So Many Tears, So Many Tweets
April 20, 2012 | Posted by Brooke Neal
There’s now a new standard to measure the success of a musician, even posthumously. Musicians have their street team and their fans, but now it’s even easier for a musician to be talked about and shared. What happens to the street team and the fans when the artist dies? They don’t die. How do I know this? Exhibit A: Tupac’s Hologram performance at this year’s Coachella became an instant internet meme. Even though Tupac died before the birth of Google, Facebook, YouTube, and Twitter, he was able to capture millions of hits within hours of his performance. That’s the power of social media. That’s the tremendous reach of a strong fan base. That’s the legacy of musical genius. Don’t believe me? Look at this timeline:
Please feel free to share this timeline but we ask that you credit FSC Interactive for the image.
Then this happened (in 72 hours):
- 7,362,113+ YouTube Hits
- 33, 946+ Twitter Followers (Tupac follows no one)
- @HologramTupac has only sent 153 Tweets, but has received 3,357+ @Mentions, essentially 2.0Pac produced 1% of original content in relation to the overall engagement with his Twitter handle.
As a New Orleanian, I’m really excited for next week’s New Orleans Jazz & Heritage festival and if it’s not too late I’d like to add my exclusive hologram artists to the line-up!

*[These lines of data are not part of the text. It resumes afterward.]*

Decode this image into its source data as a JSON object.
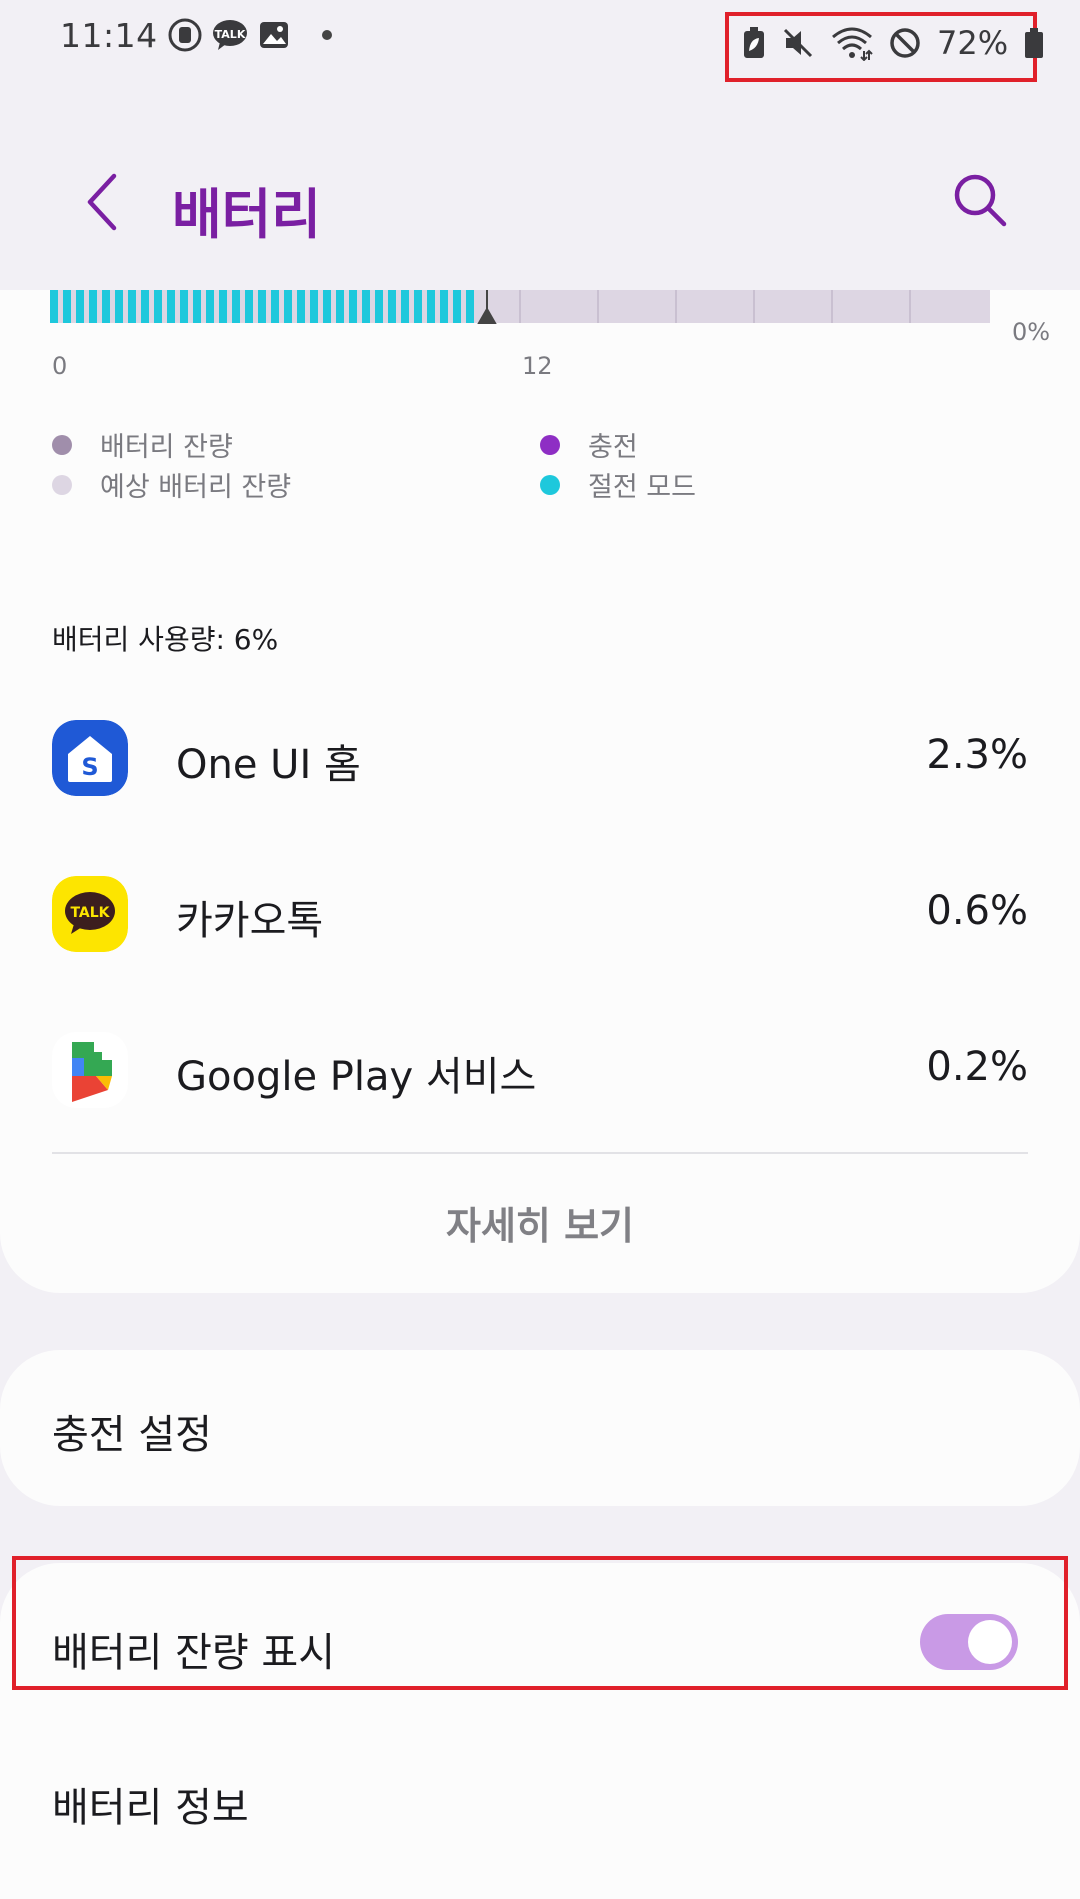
{
  "status_bar": {
    "time": "11:14",
    "battery_percent": "72%",
    "left_icons": [
      "screen-recorder-icon",
      "kakaotalk-talk-icon",
      "gallery-icon",
      "notification-dot-icon"
    ],
    "right_icons": [
      "battery-saver-icon",
      "mute-icon",
      "wifi-icon",
      "do-not-disturb-icon",
      "battery-icon"
    ]
  },
  "app_bar": {
    "title": "배터리",
    "back_icon": "chevron-left-icon",
    "search_icon": "search-icon",
    "accent": "#7a1fa2"
  },
  "chart_data": {
    "type": "bar",
    "x_tick_labels": [
      "0",
      "12"
    ],
    "y_tick_labels": [
      "0%"
    ],
    "current_marker_at": "12",
    "legend": [
      {
        "label": "배터리 잔량",
        "color": "#a08eab"
      },
      {
        "label": "충전",
        "color": "#8e2ec4"
      },
      {
        "label": "예상 배터리 잔량",
        "color": "#ddd6e3"
      },
      {
        "label": "절전 모드",
        "color": "#1ec8dc"
      }
    ]
  },
  "usage": {
    "title": "배터리 사용량: 6%",
    "apps": [
      {
        "name": "One UI 홈",
        "percent": "2.3%",
        "icon": "one-ui-home-icon"
      },
      {
        "name": "카카오톡",
        "percent": "0.6%",
        "icon": "kakaotalk-icon"
      },
      {
        "name": "Google Play 서비스",
        "percent": "0.2%",
        "icon": "google-play-services-icon"
      }
    ],
    "details_label": "자세히 보기"
  },
  "settings": {
    "charging_settings": "충전 설정",
    "show_battery_percentage": "배터리 잔량 표시",
    "show_battery_percentage_on": true,
    "battery_info": "배터리 정보"
  },
  "kakao_talk_label": "TALK"
}
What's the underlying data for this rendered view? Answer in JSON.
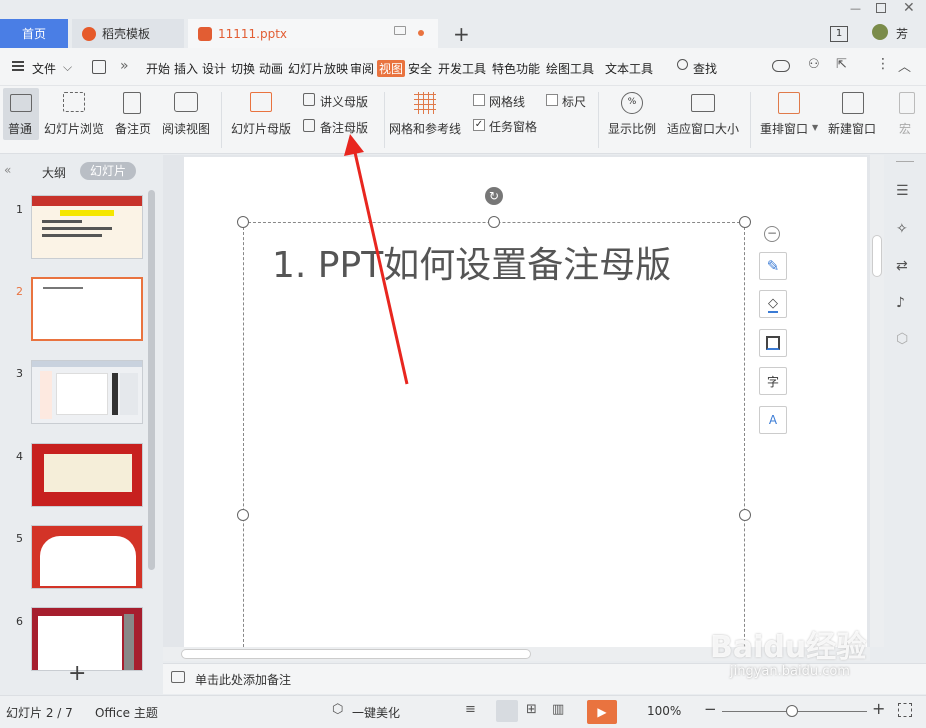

Have your own ideas for a Jazz Fest Hologram lineup? Agree/disagree with thisÂ phenomenonÂ on social media – “holler” at me in the comments section below!